By default, GLib uses the
linker flag to avoid intra-library PLT jumps. A side-effect
of this is that it is no longer possible to override
internal uses of GLib functions with
LD_PRELOAD. Therefore, it may make
sense to turn this feature off in some situations.
-Dbsymbolic_functions=false option allows
to do that.
By default, GLib will detect whether the
gtk-doc package is installed.
If it is, then it will use it to extract and build the
documentation for the GLib library. These options
can be used to explicitly control whether
gtk-doc should be
used or not. If it is not used, the distributed,
pre-generated HTML files will be installed instead of
building them on your machine.
By default, GLib will detect whether xsltproc
and the necessary DocBook stylesheets are installed.
If they are, then it will use them to rebuild the included
man pages from the XML sources. These options can be used
to explicitly control whether man pages should be rebuilt
used or not. The distribution includes pre-generated man
By default, GLib will detect whether the

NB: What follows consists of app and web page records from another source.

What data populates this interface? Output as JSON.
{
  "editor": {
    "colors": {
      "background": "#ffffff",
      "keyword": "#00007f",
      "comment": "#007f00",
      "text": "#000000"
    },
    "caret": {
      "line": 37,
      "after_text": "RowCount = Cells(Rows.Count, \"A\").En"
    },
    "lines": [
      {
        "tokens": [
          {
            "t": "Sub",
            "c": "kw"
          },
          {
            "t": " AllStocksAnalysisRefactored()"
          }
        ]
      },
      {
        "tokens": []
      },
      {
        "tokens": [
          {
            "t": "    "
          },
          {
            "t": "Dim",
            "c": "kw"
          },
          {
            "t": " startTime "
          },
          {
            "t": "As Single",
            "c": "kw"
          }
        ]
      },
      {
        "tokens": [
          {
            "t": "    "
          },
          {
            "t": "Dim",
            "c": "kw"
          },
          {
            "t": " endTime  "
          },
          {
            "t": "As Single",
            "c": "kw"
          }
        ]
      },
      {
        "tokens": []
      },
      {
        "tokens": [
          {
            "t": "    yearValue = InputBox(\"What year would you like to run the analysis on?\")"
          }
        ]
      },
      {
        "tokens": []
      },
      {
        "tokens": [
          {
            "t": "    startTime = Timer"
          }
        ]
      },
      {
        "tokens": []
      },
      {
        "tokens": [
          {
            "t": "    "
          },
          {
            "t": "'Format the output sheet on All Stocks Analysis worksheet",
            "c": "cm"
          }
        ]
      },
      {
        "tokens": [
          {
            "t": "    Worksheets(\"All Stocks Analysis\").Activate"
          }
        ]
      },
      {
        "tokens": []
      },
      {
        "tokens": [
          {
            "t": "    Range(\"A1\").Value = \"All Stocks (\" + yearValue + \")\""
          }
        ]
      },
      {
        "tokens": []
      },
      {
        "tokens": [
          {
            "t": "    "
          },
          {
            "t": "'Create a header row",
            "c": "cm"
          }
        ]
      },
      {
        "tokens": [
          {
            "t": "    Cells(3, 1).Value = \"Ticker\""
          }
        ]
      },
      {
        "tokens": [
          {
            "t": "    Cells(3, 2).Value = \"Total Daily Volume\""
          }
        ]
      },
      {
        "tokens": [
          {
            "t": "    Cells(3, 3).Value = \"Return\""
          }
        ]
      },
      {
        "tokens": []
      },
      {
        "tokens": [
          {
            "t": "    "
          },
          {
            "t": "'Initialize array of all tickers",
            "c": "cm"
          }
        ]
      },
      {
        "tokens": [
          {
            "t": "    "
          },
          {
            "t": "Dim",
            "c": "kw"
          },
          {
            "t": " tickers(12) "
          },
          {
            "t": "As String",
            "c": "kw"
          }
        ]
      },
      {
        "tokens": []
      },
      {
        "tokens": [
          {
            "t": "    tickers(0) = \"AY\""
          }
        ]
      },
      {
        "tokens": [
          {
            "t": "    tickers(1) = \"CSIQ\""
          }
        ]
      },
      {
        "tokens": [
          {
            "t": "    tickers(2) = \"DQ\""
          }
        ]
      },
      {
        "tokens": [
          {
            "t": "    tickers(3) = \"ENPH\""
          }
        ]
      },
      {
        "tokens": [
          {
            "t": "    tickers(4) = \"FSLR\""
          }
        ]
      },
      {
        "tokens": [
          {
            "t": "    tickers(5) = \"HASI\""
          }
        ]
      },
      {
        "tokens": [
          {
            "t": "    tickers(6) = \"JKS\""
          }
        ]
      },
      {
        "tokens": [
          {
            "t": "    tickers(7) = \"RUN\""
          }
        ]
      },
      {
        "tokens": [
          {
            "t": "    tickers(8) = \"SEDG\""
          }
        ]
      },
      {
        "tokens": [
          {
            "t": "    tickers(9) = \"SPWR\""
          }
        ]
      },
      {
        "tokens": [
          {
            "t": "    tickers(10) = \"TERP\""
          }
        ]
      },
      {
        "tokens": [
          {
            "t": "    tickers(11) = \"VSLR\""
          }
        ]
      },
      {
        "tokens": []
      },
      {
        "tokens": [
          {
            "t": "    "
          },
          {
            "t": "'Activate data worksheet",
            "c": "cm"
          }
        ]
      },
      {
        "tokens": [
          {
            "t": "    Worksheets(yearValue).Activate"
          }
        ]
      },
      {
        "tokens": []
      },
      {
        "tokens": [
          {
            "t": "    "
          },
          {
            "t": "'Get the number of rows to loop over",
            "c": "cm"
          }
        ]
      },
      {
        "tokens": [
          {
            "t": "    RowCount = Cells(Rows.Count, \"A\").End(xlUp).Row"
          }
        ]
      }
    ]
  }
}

family of functions is available. If it is, then extended
attribute support will be included in GIO. These options can
be used to explicitly control whether extended attribute
support should be included or not.
and friends can be provided by glibc or by the standalone
By default, GLib will detect if libselinux is available and
include SELinux support in GIO if it is. These options can be
used to explicitly control whether SELinux support should
By default, GLib will detect if DTrace support is available, and use it.
These options can be used to explicitly control whether DTrace support
is compiled into GLib.
This option requires DTrace support. If it is available, then
GLib will also check for the presence of SystemTap.
Enable the generation of coverage reports for the GLib tests.
This requires the lcov frontend to gcov from the
Linux Test Project.
To generate a coverage report, use
ninja coverage-html. The report is placed in the
Allows specifying a relative path to where to install the runtime
libraries (meaning library files used for running, not developing,
GLib applications). This can be used in operating system setups where
programs using GLib needs to run before e.g.
For example, if
../../lib is passed to
-Druntime_libdir then the
runtime libraries are installed into